[Element data from apps and pages]
══════════════════════════════
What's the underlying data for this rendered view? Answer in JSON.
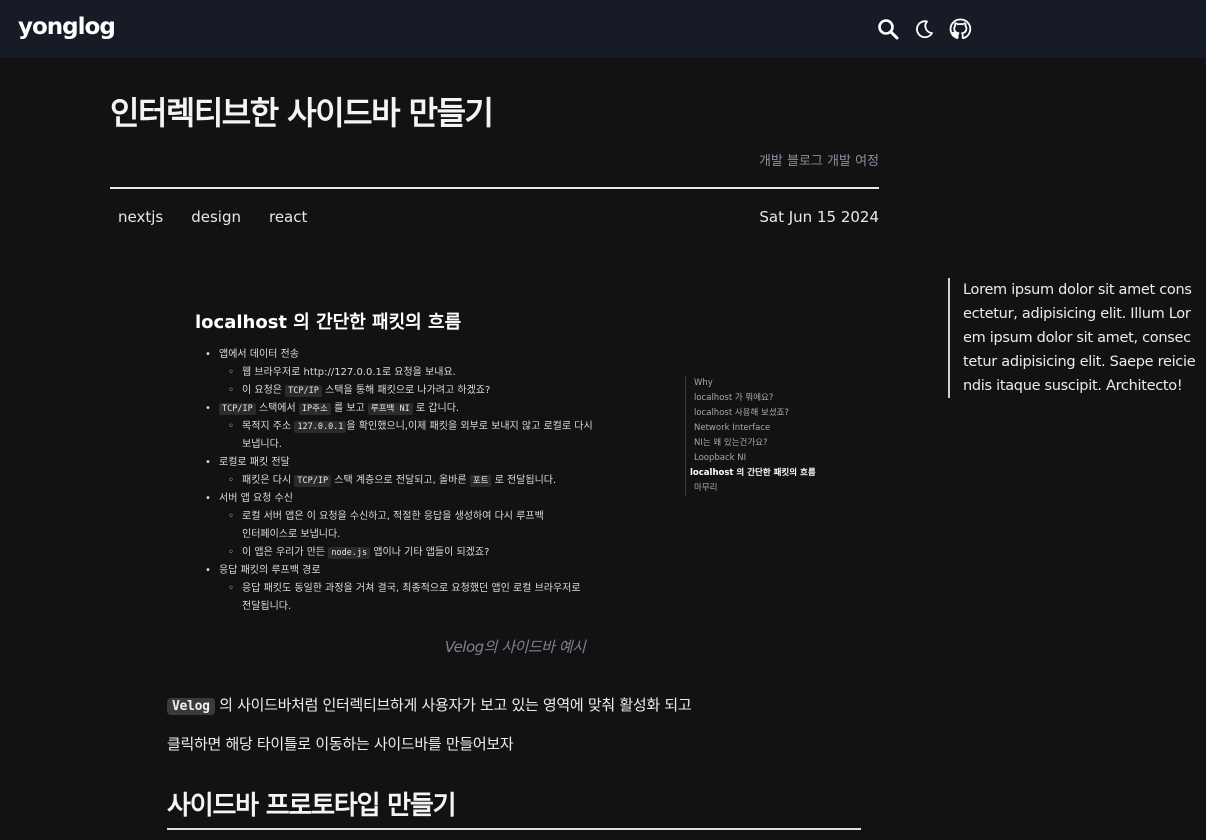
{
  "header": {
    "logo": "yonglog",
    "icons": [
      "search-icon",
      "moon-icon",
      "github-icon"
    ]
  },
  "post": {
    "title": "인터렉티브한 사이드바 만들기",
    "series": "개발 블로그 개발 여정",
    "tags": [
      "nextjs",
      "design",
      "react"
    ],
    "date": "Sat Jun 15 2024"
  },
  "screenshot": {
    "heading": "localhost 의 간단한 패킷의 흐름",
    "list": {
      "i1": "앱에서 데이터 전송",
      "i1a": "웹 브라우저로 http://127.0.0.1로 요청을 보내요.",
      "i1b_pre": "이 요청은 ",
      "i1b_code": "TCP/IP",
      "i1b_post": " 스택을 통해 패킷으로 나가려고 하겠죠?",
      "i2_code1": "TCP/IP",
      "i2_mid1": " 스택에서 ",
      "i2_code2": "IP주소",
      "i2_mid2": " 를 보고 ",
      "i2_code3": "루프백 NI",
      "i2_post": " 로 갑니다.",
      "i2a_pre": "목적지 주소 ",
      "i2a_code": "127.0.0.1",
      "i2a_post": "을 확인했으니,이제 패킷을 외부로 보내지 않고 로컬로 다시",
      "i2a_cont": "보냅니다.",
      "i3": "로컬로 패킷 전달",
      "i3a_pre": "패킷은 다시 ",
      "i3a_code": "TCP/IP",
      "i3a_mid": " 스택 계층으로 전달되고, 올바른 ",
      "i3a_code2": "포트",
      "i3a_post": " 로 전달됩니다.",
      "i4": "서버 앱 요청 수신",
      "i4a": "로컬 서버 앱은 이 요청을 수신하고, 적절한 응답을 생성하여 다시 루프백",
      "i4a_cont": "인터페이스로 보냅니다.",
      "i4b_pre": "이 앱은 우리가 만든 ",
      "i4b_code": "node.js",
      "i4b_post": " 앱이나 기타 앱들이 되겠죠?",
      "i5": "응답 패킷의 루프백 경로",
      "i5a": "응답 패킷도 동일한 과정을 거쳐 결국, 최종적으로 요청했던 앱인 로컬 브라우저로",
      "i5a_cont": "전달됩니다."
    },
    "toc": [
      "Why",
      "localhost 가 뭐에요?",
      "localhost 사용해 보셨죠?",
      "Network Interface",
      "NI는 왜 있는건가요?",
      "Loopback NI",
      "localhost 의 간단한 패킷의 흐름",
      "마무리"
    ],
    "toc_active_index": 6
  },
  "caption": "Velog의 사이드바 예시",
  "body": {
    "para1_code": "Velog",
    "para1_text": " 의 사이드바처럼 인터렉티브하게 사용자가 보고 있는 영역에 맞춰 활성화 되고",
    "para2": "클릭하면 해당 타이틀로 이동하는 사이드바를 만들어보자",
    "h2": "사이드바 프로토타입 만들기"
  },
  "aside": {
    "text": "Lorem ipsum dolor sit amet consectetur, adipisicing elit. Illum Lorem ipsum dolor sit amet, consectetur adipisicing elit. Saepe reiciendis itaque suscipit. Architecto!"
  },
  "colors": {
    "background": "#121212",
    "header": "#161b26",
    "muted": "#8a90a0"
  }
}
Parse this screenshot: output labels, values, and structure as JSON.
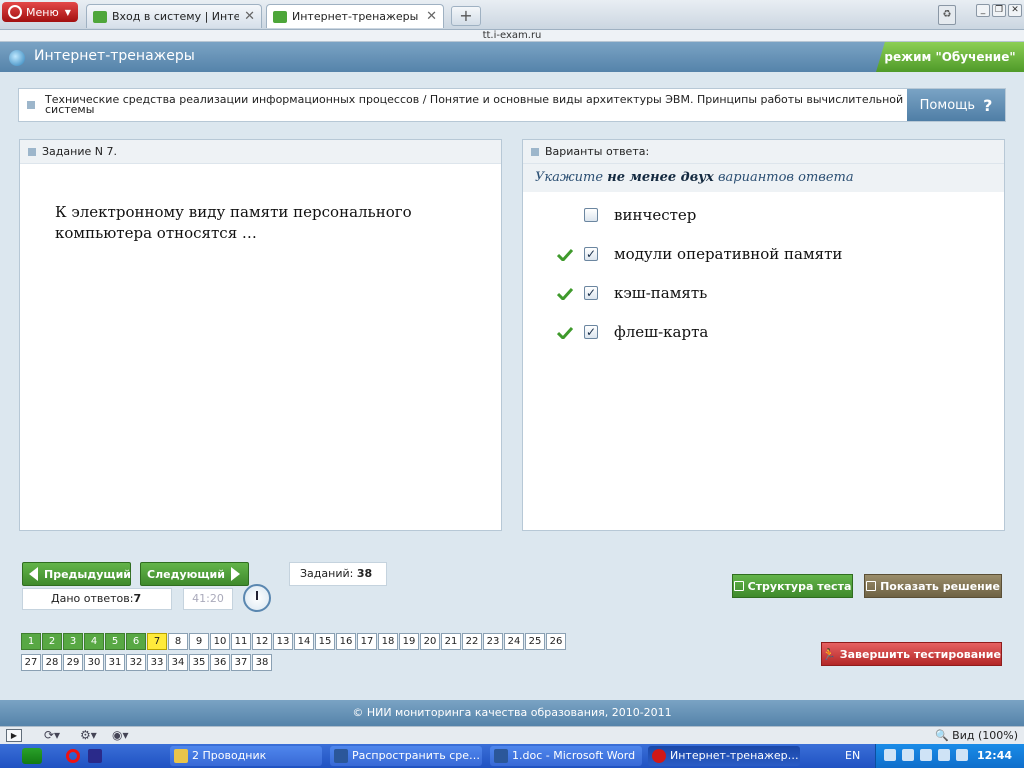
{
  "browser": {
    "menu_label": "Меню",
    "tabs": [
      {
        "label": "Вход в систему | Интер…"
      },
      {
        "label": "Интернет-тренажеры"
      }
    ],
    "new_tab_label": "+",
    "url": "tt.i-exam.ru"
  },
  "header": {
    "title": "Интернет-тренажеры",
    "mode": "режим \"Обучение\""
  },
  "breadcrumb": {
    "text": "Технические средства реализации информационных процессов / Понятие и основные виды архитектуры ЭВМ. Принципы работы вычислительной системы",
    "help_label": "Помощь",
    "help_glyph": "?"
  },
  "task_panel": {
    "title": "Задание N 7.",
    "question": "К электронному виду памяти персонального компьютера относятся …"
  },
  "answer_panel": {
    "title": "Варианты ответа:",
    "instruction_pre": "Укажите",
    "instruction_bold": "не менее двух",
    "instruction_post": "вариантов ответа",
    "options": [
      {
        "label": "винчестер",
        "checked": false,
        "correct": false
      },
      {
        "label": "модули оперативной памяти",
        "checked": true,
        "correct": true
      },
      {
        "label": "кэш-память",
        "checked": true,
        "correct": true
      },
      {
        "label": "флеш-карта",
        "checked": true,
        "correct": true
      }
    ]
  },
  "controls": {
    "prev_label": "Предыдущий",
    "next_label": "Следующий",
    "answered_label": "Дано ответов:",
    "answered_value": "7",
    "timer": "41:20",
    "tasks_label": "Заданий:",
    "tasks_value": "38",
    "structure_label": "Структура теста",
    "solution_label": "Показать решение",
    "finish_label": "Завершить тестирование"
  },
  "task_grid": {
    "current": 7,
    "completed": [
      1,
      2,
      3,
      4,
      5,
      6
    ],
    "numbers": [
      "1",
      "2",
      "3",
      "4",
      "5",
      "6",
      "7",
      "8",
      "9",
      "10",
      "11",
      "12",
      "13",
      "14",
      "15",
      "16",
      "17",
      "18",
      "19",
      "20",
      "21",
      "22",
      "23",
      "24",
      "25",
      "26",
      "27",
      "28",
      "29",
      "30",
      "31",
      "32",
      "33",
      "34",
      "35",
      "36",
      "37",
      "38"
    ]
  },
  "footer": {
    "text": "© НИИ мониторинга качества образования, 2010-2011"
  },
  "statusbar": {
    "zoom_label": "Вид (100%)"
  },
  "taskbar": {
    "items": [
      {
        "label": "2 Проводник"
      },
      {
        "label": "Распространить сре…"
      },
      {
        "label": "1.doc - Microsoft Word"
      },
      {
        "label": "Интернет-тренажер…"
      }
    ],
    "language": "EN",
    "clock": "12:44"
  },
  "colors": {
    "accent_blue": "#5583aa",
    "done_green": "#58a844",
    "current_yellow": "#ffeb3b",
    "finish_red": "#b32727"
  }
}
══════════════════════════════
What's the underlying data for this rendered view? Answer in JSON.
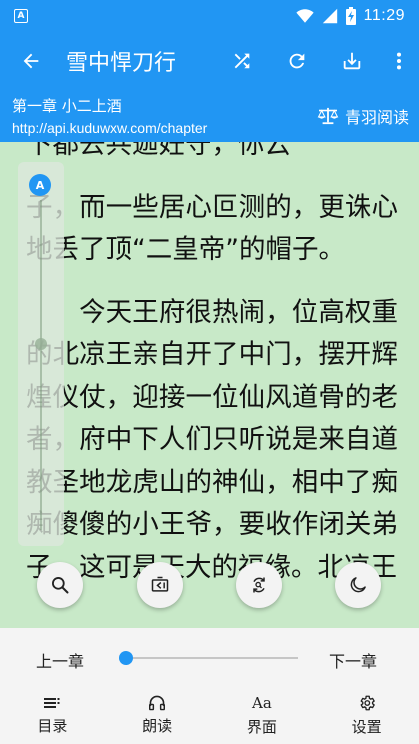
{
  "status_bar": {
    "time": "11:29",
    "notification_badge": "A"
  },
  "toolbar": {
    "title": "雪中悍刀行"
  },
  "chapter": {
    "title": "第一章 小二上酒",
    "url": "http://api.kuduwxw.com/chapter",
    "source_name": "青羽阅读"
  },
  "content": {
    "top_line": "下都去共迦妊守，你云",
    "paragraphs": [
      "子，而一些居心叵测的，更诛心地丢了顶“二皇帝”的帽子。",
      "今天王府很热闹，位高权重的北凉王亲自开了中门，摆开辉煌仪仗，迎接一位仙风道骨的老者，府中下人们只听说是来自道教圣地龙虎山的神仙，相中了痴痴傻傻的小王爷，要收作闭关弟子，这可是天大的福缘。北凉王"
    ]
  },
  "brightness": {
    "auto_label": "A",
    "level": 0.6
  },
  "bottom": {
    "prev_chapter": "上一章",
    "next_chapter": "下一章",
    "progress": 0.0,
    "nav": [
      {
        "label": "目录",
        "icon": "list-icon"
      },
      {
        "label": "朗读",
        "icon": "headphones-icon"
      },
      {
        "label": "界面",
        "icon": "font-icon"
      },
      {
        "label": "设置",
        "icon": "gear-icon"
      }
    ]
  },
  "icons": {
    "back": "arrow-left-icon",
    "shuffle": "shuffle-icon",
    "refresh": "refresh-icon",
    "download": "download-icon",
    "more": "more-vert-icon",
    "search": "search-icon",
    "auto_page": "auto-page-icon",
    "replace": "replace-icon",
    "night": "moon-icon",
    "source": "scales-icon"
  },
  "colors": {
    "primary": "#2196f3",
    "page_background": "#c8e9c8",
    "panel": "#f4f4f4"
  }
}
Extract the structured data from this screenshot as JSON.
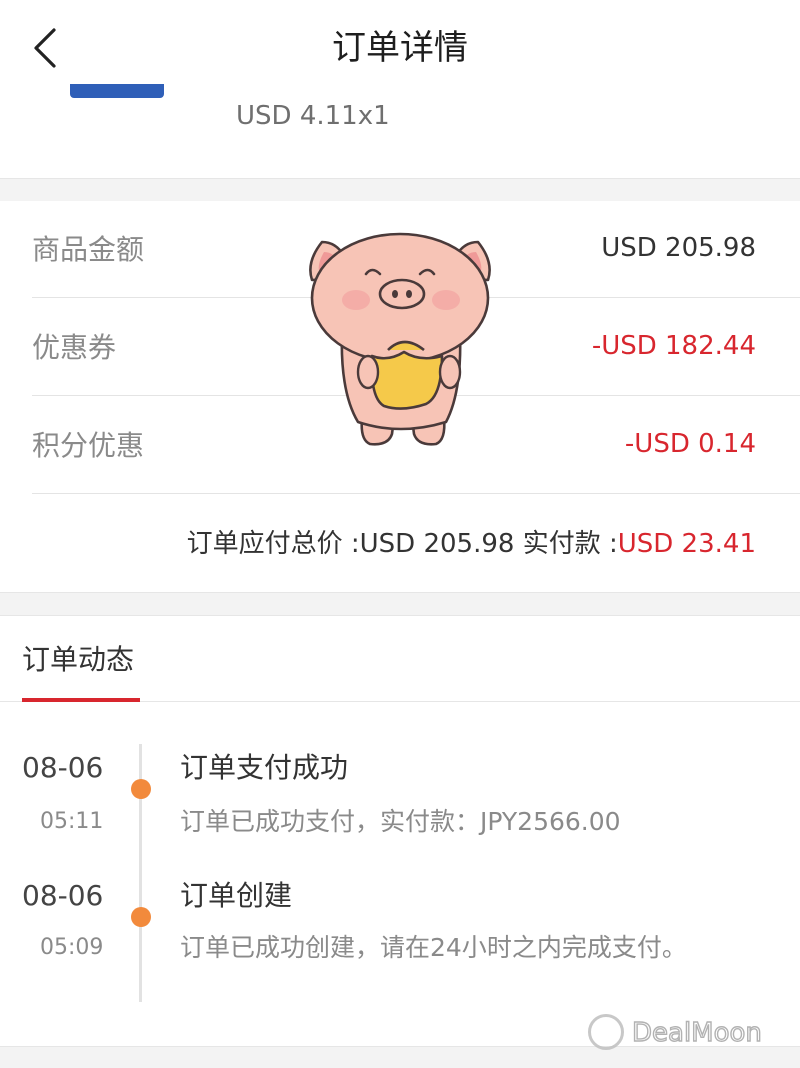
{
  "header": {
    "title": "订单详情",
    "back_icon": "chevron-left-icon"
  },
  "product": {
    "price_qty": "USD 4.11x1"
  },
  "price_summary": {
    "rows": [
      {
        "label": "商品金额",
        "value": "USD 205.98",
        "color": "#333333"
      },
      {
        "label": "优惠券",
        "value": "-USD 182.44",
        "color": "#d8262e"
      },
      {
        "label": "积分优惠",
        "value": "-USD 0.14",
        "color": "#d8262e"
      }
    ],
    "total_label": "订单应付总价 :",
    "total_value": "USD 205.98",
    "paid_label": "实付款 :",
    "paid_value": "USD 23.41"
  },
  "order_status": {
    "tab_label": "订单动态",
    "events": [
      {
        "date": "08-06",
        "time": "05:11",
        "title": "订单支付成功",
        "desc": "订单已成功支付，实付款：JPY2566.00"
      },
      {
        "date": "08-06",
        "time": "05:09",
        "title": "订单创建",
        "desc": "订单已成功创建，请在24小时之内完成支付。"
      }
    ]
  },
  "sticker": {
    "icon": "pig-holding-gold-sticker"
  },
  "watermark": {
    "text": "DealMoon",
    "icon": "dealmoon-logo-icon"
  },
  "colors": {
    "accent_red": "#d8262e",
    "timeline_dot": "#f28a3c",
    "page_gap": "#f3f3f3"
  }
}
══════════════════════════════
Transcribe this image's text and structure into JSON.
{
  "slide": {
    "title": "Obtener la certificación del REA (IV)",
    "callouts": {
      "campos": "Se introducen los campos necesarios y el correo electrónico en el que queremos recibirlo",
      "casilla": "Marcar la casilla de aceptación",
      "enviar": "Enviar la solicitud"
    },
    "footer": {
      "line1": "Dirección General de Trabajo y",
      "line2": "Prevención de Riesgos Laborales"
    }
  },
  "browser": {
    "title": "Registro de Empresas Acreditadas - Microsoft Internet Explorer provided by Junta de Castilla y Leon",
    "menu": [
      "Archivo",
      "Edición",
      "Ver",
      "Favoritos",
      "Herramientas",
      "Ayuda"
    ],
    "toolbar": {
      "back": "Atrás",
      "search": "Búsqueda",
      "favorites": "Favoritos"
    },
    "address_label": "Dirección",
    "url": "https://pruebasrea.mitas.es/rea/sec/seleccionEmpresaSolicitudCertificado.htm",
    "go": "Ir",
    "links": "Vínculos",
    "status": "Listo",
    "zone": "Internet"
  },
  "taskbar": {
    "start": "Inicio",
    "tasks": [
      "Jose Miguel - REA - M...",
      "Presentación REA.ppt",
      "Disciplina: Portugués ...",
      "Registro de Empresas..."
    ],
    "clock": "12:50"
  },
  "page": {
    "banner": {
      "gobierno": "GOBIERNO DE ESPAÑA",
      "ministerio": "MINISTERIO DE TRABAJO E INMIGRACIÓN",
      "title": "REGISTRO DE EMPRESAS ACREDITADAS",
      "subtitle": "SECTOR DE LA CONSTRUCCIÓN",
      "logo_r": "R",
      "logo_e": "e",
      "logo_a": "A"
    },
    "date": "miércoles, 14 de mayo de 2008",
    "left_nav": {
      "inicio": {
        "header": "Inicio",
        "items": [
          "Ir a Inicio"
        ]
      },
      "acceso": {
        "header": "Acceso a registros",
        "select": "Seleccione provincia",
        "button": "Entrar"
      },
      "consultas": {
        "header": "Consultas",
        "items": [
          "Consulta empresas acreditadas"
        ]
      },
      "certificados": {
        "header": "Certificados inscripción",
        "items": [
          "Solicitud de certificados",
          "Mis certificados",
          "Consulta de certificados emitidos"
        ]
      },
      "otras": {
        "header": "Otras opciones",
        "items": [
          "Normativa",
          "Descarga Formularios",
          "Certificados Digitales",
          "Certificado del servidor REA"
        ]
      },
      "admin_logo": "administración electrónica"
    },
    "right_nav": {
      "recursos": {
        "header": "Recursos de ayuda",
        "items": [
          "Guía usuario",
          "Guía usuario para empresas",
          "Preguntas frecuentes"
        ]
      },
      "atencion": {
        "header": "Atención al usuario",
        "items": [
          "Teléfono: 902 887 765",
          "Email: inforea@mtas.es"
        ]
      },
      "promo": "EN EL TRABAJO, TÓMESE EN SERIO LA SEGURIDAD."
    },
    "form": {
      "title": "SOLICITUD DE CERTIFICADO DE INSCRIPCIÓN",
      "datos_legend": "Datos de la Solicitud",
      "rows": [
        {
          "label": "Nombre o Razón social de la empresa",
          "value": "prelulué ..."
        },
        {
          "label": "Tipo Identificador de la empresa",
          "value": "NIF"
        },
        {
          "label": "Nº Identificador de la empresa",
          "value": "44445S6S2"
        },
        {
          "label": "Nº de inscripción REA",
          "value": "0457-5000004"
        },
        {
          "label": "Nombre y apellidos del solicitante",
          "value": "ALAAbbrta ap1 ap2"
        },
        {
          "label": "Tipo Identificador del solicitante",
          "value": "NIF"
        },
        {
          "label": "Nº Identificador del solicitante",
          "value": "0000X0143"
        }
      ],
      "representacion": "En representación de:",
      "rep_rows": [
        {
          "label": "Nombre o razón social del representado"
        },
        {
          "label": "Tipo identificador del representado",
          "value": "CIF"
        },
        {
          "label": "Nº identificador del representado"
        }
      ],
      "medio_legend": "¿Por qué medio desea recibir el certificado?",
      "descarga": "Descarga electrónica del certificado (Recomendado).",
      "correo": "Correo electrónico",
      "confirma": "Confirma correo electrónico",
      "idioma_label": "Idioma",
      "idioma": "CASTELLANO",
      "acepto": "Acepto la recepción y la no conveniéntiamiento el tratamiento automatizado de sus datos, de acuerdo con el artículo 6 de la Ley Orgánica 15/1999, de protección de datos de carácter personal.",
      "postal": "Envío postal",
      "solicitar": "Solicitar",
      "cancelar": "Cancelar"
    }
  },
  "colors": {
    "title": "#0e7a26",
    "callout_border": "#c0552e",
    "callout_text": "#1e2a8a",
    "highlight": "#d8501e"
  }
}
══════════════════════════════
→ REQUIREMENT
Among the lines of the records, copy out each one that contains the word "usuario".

→ WRITTEN ANSWER
          "Guía usuario",
          "Guía usuario para empresas",
        "header": "Atención al usuario",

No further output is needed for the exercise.